This was one of those times where I wish I had turned on the voice recorder on my phone! I was talking to Richard, a patient at the Michael E. DeBakey Veterans Affairs Medical Center in Houston. I was there in a “official” capacity. My wife Nancy is a member of the Houston Area Regent’s Council ( HARC ) of the Daughters of the American Revolution (DAR). Each December, HARC hosts a Christmas party for veterans … lots of food, decorations, music by a talented all string high school orchestra and one-on-one conversations. My official capacity? There is an acronym for husbands of DAR … yep, “HODAR”! And I proudly wear my HODAR lapel pin at special DAR functions, including volunteering at this special Holiday event for deserved honorees!

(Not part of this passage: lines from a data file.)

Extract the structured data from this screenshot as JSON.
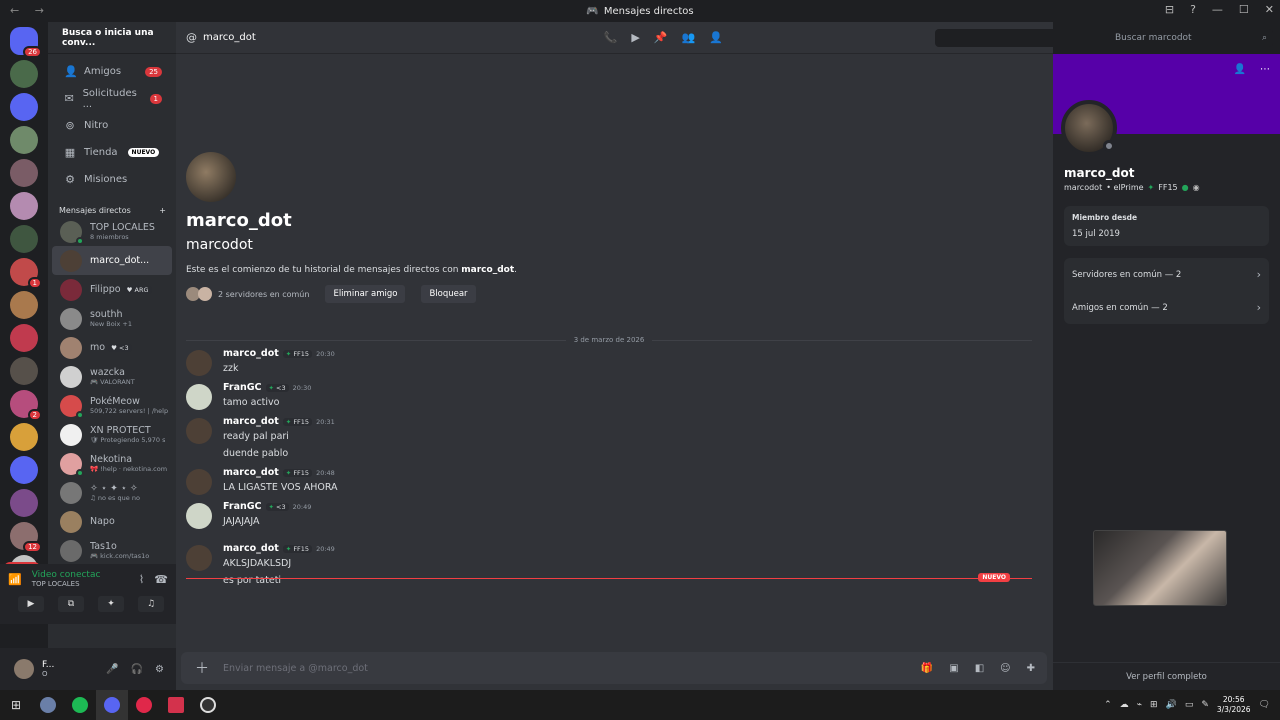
{
  "window": {
    "title": "Mensajes directos",
    "nav": "← →"
  },
  "servers": {
    "nuevo": "NUEVO",
    "items": [
      {
        "color": "#5865f2",
        "badge": "26"
      },
      {
        "color": "#4a6a4a",
        "badge": ""
      },
      {
        "color": "#5865f2",
        "badge": ""
      },
      {
        "color": "#6f8a6a",
        "badge": ""
      },
      {
        "color": "#7a5c66",
        "badge": ""
      },
      {
        "color": "#b48bb0",
        "badge": ""
      },
      {
        "color": "#3f5640",
        "badge": ""
      },
      {
        "color": "#c14a4a",
        "badge": "1"
      },
      {
        "color": "#a9794d",
        "badge": ""
      },
      {
        "color": "#c03a4e",
        "badge": ""
      },
      {
        "color": "#56504a",
        "badge": ""
      },
      {
        "color": "#b64d7d",
        "badge": "2"
      },
      {
        "color": "#d8a03a",
        "badge": ""
      },
      {
        "color": "#5865f2",
        "badge": ""
      },
      {
        "color": "#7b4b8a",
        "badge": ""
      },
      {
        "color": "#8c6e6e",
        "badge": "12"
      },
      {
        "color": "#c4c4c4",
        "badge": ""
      }
    ]
  },
  "sidebar": {
    "search_placeholder": "Busca o inicia una conv...",
    "nav": [
      {
        "label": "Amigos",
        "icon": "👤",
        "badge": "25",
        "tag": ""
      },
      {
        "label": "Solicitudes ...",
        "icon": "✉",
        "badge": "1",
        "tag": ""
      },
      {
        "label": "Nitro",
        "icon": "⊚",
        "badge": "",
        "tag": ""
      },
      {
        "label": "Tienda",
        "icon": "▦",
        "badge": "",
        "tag": "NUEVO"
      },
      {
        "label": "Misiones",
        "icon": "⚙",
        "badge": "",
        "tag": ""
      }
    ],
    "dm_header": "Mensajes directos",
    "dm_add": "+",
    "dms": [
      {
        "name": "TOP LOCALES",
        "sub": "8 miembros",
        "color": "#5a5f55",
        "status": true
      },
      {
        "name": "marco_dot...",
        "sub": "",
        "color": "#4d4036",
        "status": false,
        "active": true
      },
      {
        "name": "Filippo",
        "sub": "",
        "tag": "♥ ARG",
        "color": "#7a2a3a",
        "status": false
      },
      {
        "name": "southh",
        "sub": "New Boix +1",
        "color": "#8a8a8a",
        "status": false
      },
      {
        "name": "mo",
        "sub": "",
        "tag": "♥ <3",
        "color": "#a08270",
        "status": false
      },
      {
        "name": "wazcka",
        "sub": "🎮 VALORANT",
        "color": "#d0d0d0",
        "status": false
      },
      {
        "name": "PokéMeow",
        "sub": "509,722 servers! | /help",
        "color": "#d64b4b",
        "status": true
      },
      {
        "name": "XN PROTECT",
        "sub": "🛡 Protegiendo 5,970 s",
        "color": "#f0f0f0",
        "status": false
      },
      {
        "name": "Nekotina",
        "sub": "🎀 !help · nekotina.com",
        "color": "#e0a0a0",
        "status": true
      },
      {
        "name": "✧ ⋆ ✦ ⋆ ✧",
        "sub": "♫ no es que no",
        "color": "#777777",
        "status": false
      },
      {
        "name": "Napo",
        "sub": "",
        "color": "#9a8060",
        "status": false
      },
      {
        "name": "Tas1o",
        "sub": "🎮 kick.com/tas1o",
        "color": "#6a6a6a",
        "status": false
      }
    ]
  },
  "voice": {
    "title": "Video conectac",
    "channel": "TOP LOCALES"
  },
  "userbar": {
    "name": "F...",
    "sub": "O"
  },
  "header": {
    "name": "marco_dot",
    "search_placeholder": "Buscar marcodot"
  },
  "intro": {
    "name": "marco_dot",
    "username": "marcodot",
    "desc_prefix": "Este es el comienzo de tu historial de mensajes directos con ",
    "desc_name": "marco_dot",
    "desc_suffix": ".",
    "mutual": "2 servidores en común",
    "remove": "Eliminar amigo",
    "block": "Bloquear"
  },
  "date_divider": "3 de marzo de 2026",
  "messages": [
    {
      "author": "marco_dot",
      "tag": "FF15",
      "time": "20:30",
      "lines": [
        "zzk"
      ],
      "color": "#4d4036"
    },
    {
      "author": "FranGC",
      "tag": "<3",
      "time": "20:30",
      "lines": [
        "tamo activo"
      ],
      "color": "#cfd6c8"
    },
    {
      "author": "marco_dot",
      "tag": "FF15",
      "time": "20:31",
      "lines": [
        "ready pal pari",
        "duende pablo"
      ],
      "color": "#4d4036"
    },
    {
      "author": "marco_dot",
      "tag": "FF15",
      "time": "20:48",
      "lines": [
        "LA LIGASTE VOS AHORA"
      ],
      "color": "#4d4036"
    },
    {
      "author": "FranGC",
      "tag": "<3",
      "time": "20:49",
      "lines": [
        "JAJAJAJA"
      ],
      "color": "#cfd6c8"
    },
    {
      "author": "marco_dot",
      "tag": "FF15",
      "time": "20:49",
      "lines": [
        "AKLSJDAKLSDJ",
        "es por tateti"
      ],
      "color": "#4d4036"
    }
  ],
  "new_label": "NUEVO",
  "composer": {
    "placeholder": "Enviar mensaje a @marco_dot"
  },
  "profile": {
    "name": "marco_dot",
    "username": "marcodot",
    "extra": "• elPrime",
    "tag": "FF15",
    "member_label": "Miembro desde",
    "member_date": "15 jul 2019",
    "servers": "Servidores en común — 2",
    "friends": "Amigos en común — 2",
    "full": "Ver perfil completo",
    "banner_color": "#5600a8"
  },
  "taskbar": {
    "time": "20:56",
    "date": "3/3/2026"
  }
}
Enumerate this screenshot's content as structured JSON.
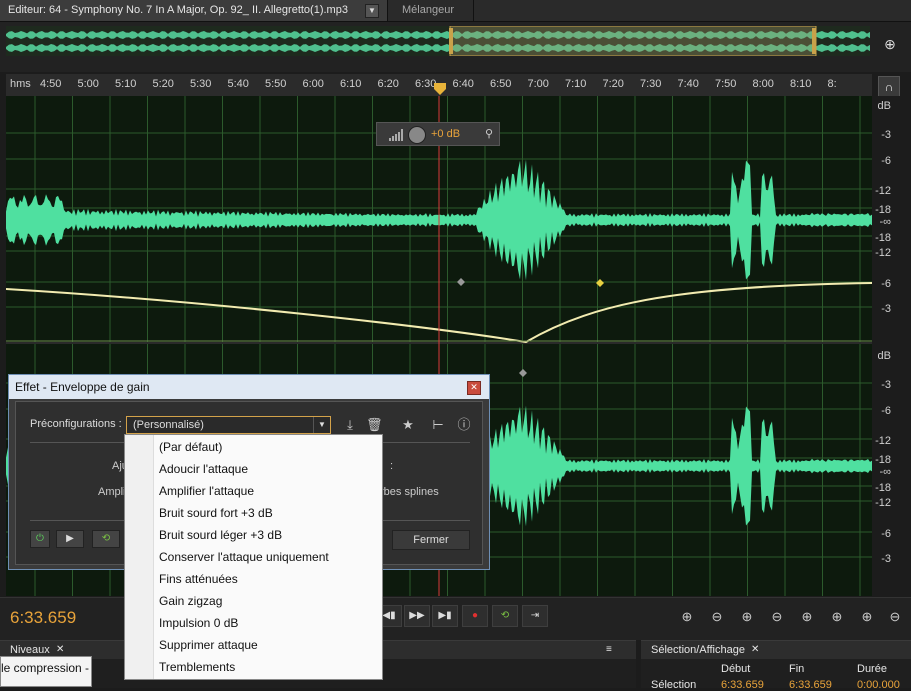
{
  "tabs": {
    "editor": "Editeur: 64 - Symphony No. 7 In A Major, Op. 92_ II. Allegretto(1).mp3",
    "mixer": "Mélangeur"
  },
  "ruler": {
    "unit": "hms",
    "ticks": [
      "4:50",
      "5:00",
      "5:10",
      "5:20",
      "5:30",
      "5:40",
      "5:50",
      "6:00",
      "6:10",
      "6:20",
      "6:30",
      "6:40",
      "6:50",
      "7:00",
      "7:10",
      "7:20",
      "7:30",
      "7:40",
      "7:50",
      "8:00",
      "8:10",
      "8:"
    ]
  },
  "db_scale": {
    "top": [
      "dB",
      "-3",
      "-6",
      "-12",
      "-18",
      "-∞",
      "-18",
      "-12",
      "-6",
      "-3"
    ],
    "bottom": [
      "dB",
      "-3",
      "-6",
      "-12",
      "-18",
      "-∞",
      "-18",
      "-12",
      "-6",
      "-3"
    ]
  },
  "hud": {
    "gain": "+0 dB"
  },
  "colors": {
    "waveform": "#4fe0a0",
    "envelope": "#f2ebb0",
    "playhead": "#d63a3a",
    "accent": "#e8a33a",
    "grid": "#2c5a2c"
  },
  "dialog": {
    "title": "Effet - Enveloppe de gain",
    "preset_label": "Préconfigurations :",
    "preset_value": "(Personnalisé)",
    "partial_1": "Aju",
    "partial_2": "Ampli",
    "partial_3": ":",
    "partial_4": "rbes splines",
    "close_button": "Fermer"
  },
  "preset_options": [
    "(Par défaut)",
    "Adoucir l'attaque",
    "Amplifier l'attaque",
    "Bruit sourd fort +3 dB",
    "Bruit sourd léger +3 dB",
    "Conserver l'attaque uniquement",
    "Fins atténuées",
    "Gain zigzag",
    "Impulsion 0 dB",
    "Supprimer attaque",
    "Tremblements"
  ],
  "transport": {
    "timecode": "6:33.659"
  },
  "panels": {
    "levels_title": "Niveaux",
    "selection_title": "Sélection/Affichage",
    "sel_cols": [
      "Début",
      "Fin",
      "Durée"
    ],
    "sel_row_label": "Sélection",
    "sel_values": [
      "6:33.659",
      "6:33.659",
      "0:00.000"
    ]
  },
  "tooltip": "le compression -"
}
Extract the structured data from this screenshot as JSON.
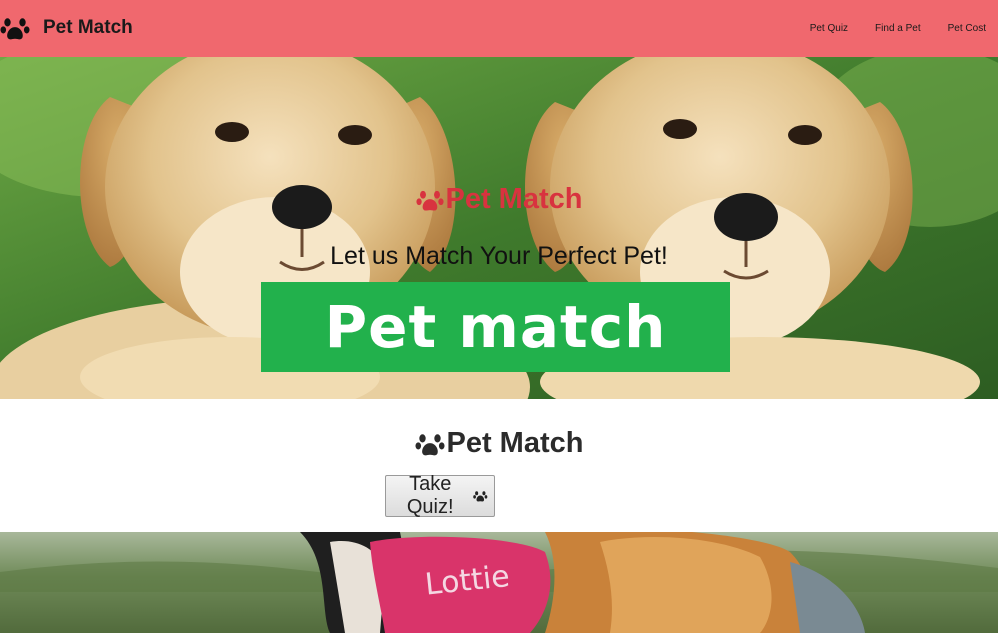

Richard, a Vietnam vet, was awaiting test results and potential surgery. When I asked him about the rings on his left hand, he was pleased, I think, to change the subject from his medical schedule. The Masons ring belonged to his dad. The other ring, with the blue center stone, contained four diamonds. Richard’s career journey began on an accounting/CPA track, interrupted by his military service in the Army. Somewhere along the accounting trail he found the auto industry that landed him in the customer service/repair area. Each diamond on his ring represented five years of service with the Goodson organization.
In our work at Heart Matters, it is important to me that tokens of appreciation are designed with the utmost attention to the recipient’s sense of meaning and contribution. To Richard, his ring was symbolic of contribution and belonging. To Goodson, the ring was symbolic of their commitment in the corporate value of loyalty.
The bottom line: the expression by Goodson’s leadership elevated the significance of Richard’s work beyond an hourly rate. The payoff: reduced turnover expense and increased employee expertise via mastery of best practices … which translates into elevated customer experiences of work done correctly and in a timely manner.